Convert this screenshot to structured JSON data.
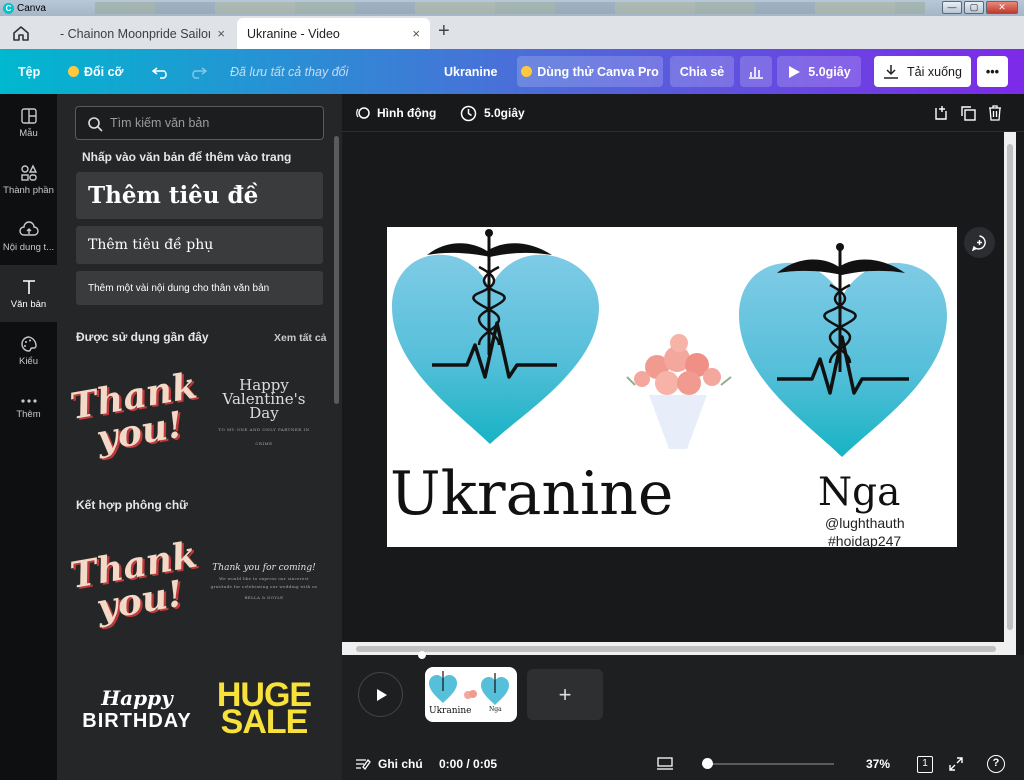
{
  "os": {
    "title": "Canva",
    "controls": [
      "—",
      "▢",
      "✕"
    ]
  },
  "browser": {
    "tabs": [
      {
        "label": "- Chainon Moonpride Sailorr",
        "active": false
      },
      {
        "label": "Ukranine - Video",
        "active": true
      }
    ],
    "new_tab": "+",
    "close": "×"
  },
  "header": {
    "file": "Tệp",
    "resize": "Đổi cỡ",
    "saved_status": "Đã lưu tất cả thay đổi",
    "design_title": "Ukranine",
    "try_pro": "Dùng thử Canva Pro",
    "share": "Chia sẻ",
    "duration": "5.0giây",
    "download": "Tải xuống",
    "more": "•••",
    "accent": "#7d2ae8"
  },
  "rail": [
    {
      "label": "Mẫu",
      "icon": "templates-icon"
    },
    {
      "label": "Thành phần",
      "icon": "elements-icon"
    },
    {
      "label": "Nội dung t...",
      "icon": "uploads-icon"
    },
    {
      "label": "Văn bản",
      "icon": "text-icon",
      "active": true
    },
    {
      "label": "Kiểu",
      "icon": "styles-icon"
    },
    {
      "label": "Thêm",
      "icon": "more-icon"
    }
  ],
  "panel": {
    "search_placeholder": "Tìm kiếm văn bản",
    "hint": "Nhấp vào văn bản để thêm vào trang",
    "add_heading": "Thêm tiêu đề",
    "add_subheading": "Thêm tiêu đề phụ",
    "add_body": "Thêm một vài nội dung cho thân văn bản",
    "recent_title": "Được sử dụng gần đây",
    "see_all": "Xem tất cả",
    "combos_title": "Kết hợp phông chữ",
    "thumbs": {
      "thank_a": "Thank",
      "thank_b": "you!",
      "val_a": "Happy",
      "val_b": "Valentine's Day",
      "val_c": "TO MY ONE AND ONLY PARTNER IN CRIME",
      "tfc_a": "Thank you for coming!",
      "tfc_b": "We would like to express our sincerest gratitude for celebrating our wedding with us",
      "tfc_c": "BELLA & DOYLE",
      "hb_a": "Happy",
      "hb_b": "BIRTHDAY",
      "hs_a": "HUGE",
      "hs_b": "SALE"
    }
  },
  "toolbar": {
    "animate": "Hình động",
    "duration": "5.0giây"
  },
  "slide": {
    "left_text": "Ukranine",
    "right_text": "Nga",
    "handle1": "@lughthauth",
    "handle2": "#hoidap247"
  },
  "timeline": {
    "clip_left": "Ukranine",
    "clip_right": "Nga",
    "add": "+",
    "notes": "Ghi chú",
    "time": "0:00 / 0:05",
    "zoom": "37%",
    "page": "1",
    "help": "?"
  }
}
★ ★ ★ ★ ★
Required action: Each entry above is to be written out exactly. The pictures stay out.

Response to the exercise:
Convert this screenshot to structured JSON data.
{
  "os": {
    "title": "Canva",
    "controls": [
      "—",
      "▢",
      "✕"
    ]
  },
  "browser": {
    "tabs": [
      {
        "label": "- Chainon Moonpride Sailorr",
        "active": false
      },
      {
        "label": "Ukranine - Video",
        "active": true
      }
    ],
    "new_tab": "+",
    "close": "×"
  },
  "header": {
    "file": "Tệp",
    "resize": "Đổi cỡ",
    "saved_status": "Đã lưu tất cả thay đổi",
    "design_title": "Ukranine",
    "try_pro": "Dùng thử Canva Pro",
    "share": "Chia sẻ",
    "duration": "5.0giây",
    "download": "Tải xuống",
    "more": "•••",
    "accent": "#7d2ae8"
  },
  "rail": [
    {
      "label": "Mẫu",
      "icon": "templates-icon"
    },
    {
      "label": "Thành phần",
      "icon": "elements-icon"
    },
    {
      "label": "Nội dung t...",
      "icon": "uploads-icon"
    },
    {
      "label": "Văn bản",
      "icon": "text-icon",
      "active": true
    },
    {
      "label": "Kiểu",
      "icon": "styles-icon"
    },
    {
      "label": "Thêm",
      "icon": "more-icon"
    }
  ],
  "panel": {
    "search_placeholder": "Tìm kiếm văn bản",
    "hint": "Nhấp vào văn bản để thêm vào trang",
    "add_heading": "Thêm tiêu đề",
    "add_subheading": "Thêm tiêu đề phụ",
    "add_body": "Thêm một vài nội dung cho thân văn bản",
    "recent_title": "Được sử dụng gần đây",
    "see_all": "Xem tất cả",
    "combos_title": "Kết hợp phông chữ",
    "thumbs": {
      "thank_a": "Thank",
      "thank_b": "you!",
      "val_a": "Happy",
      "val_b": "Valentine's Day",
      "val_c": "TO MY ONE AND ONLY PARTNER IN CRIME",
      "tfc_a": "Thank you for coming!",
      "tfc_b": "We would like to express our sincerest gratitude for celebrating our wedding with us",
      "tfc_c": "BELLA & DOYLE",
      "hb_a": "Happy",
      "hb_b": "BIRTHDAY",
      "hs_a": "HUGE",
      "hs_b": "SALE"
    }
  },
  "toolbar": {
    "animate": "Hình động",
    "duration": "5.0giây"
  },
  "slide": {
    "left_text": "Ukranine",
    "right_text": "Nga",
    "handle1": "@lughthauth",
    "handle2": "#hoidap247"
  },
  "timeline": {
    "clip_left": "Ukranine",
    "clip_right": "Nga",
    "add": "+",
    "notes": "Ghi chú",
    "time": "0:00 / 0:05",
    "zoom": "37%",
    "page": "1",
    "help": "?"
  }
}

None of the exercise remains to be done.